This terrific tool qualifies as the perfect stocking stuffer for the sewing enthusiast on your list: a seam ripper with a built-in magnifier and light. The Mighty Bright Lighted Seam Ripper comes from the same clever folks who bring us those cool little book lights and wallet magnifier lights. Even if you aren't yet in the, "where the heck are my reading glasses?!" category, ripping out tiny seams or tone-on-tone topstitching is a strain on anyone's eyes and patience. This cool tool is a lifesaver.
When our friends at Moda Fabrics/United Notions brought this seam ripper to our attention, my first reaction was that it reminded me of the detachable magnifier and High Light features on Janome's new Horizon Memory Craft 12000. I think manufacturers and product designers are finally realizing we don't all have the visual acuity of Superman!
The Mighty Bright Lighted Seam Ripper is small and lightweight with a generous 1¼" diameter lens and a 4x magnifier. It has a comfortable, ergonomic design; you hold it similarly to how you'd hold a pen or marker.
There is a plastic blade guard protecting the seam ripper, which is probably just for packaging purposes, but I think it would be handy to keep around for storage.
It will protect the blade, and if you want to just use the magnifier, you'll be less likely to stab yourself.
The bright white LED is powered by three micro cell batteries, which are included and can be removed and replaced. The LED is stated to last 100,000 hours and the battery life is listed as seven hours. The batteries are protected with a plastic insert. So, you have to open the battery compartment and remove this insert. I always forget about this little safety measure and so was initially disappointed when I thought the light didn't work right out of the package. Duh!
It actually puts out quite a lot of light, 2.5 lumens to be exact.
Here's what it looked like when I turned off my sewing lamp.
The seam ripper itself is on a rotating arm, which I thought was very cool because sometimes you need to be able to twist and turn your seam ripper to get into tricky seams. You can do that with a regular seam ripper, but I was a little worried it would be hard to maintain the position of the magnifier when I had to turn the seam ripper. Nope! Just turn the arm. It's a little hard to see in a picture, but here is the arm in its starting position.
And here it is rotated about 45˚. It actually rotates a full 360˚.
The arm also opens up so you can adjust the distance from the lens. Here it is in the fully closed position... and, fully open.
Now the true test: tone-on-tone topstitching in red.
Wow! The stitches... and my fingernail... look huge.

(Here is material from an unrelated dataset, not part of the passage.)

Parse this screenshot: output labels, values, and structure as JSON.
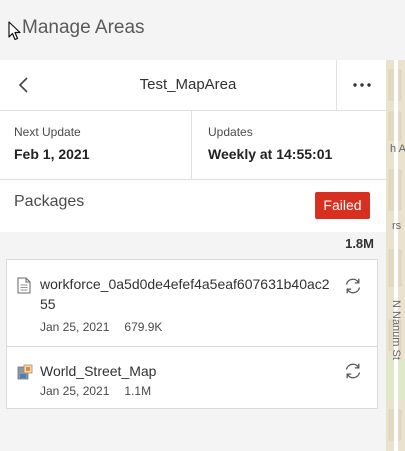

The close-up detail is nice and sharp with the light on...
And also with the light off.
Finally... I took this picture in my hallway. It could be the lighted seam ripper; it could be an alien spacecraft headed our way.